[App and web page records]
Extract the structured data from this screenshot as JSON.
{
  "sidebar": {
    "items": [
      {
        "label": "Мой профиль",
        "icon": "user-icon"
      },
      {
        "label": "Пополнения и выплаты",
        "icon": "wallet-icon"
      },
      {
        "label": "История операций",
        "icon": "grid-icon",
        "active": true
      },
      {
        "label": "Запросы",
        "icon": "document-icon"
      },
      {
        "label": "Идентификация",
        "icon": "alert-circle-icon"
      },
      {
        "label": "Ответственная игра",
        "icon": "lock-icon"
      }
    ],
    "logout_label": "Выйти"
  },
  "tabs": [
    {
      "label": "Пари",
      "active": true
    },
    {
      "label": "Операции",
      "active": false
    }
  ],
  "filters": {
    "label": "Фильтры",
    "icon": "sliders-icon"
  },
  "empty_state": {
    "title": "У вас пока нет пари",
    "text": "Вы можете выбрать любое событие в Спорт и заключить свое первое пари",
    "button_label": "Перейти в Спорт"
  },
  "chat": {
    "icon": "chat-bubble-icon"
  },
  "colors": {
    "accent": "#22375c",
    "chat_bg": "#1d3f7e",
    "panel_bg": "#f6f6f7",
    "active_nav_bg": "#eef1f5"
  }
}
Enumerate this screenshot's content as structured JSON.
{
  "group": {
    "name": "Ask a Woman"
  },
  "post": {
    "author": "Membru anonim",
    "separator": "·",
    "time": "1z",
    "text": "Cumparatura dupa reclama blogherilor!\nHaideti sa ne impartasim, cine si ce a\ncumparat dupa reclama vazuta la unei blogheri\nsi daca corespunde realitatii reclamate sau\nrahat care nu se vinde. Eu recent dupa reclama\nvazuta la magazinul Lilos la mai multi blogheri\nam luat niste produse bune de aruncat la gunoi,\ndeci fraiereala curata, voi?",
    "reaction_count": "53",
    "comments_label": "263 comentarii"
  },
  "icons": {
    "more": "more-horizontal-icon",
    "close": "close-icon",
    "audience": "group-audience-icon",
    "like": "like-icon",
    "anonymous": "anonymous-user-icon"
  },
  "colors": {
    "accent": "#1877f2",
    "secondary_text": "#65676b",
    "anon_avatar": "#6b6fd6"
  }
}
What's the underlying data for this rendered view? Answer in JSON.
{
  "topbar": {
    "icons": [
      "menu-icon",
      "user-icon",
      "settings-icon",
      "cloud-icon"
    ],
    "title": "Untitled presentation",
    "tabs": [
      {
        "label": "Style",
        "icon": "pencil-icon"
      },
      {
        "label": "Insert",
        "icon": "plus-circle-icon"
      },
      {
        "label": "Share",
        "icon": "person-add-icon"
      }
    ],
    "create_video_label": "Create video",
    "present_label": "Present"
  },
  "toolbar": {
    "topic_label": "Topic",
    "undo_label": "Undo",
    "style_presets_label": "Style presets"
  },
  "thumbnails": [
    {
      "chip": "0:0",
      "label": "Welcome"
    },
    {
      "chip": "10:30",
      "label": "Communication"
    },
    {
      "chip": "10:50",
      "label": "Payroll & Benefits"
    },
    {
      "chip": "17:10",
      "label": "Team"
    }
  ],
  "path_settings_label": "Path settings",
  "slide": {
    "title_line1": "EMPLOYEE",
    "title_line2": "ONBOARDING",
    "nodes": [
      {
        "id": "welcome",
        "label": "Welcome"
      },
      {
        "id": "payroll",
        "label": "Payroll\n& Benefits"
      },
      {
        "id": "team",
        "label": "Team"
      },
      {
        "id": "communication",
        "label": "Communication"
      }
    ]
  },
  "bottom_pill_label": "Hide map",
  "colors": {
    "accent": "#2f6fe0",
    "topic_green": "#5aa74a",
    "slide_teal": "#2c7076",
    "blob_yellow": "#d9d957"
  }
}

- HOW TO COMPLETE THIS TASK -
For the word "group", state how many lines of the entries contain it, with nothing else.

- RESULT OF THE TASK -
2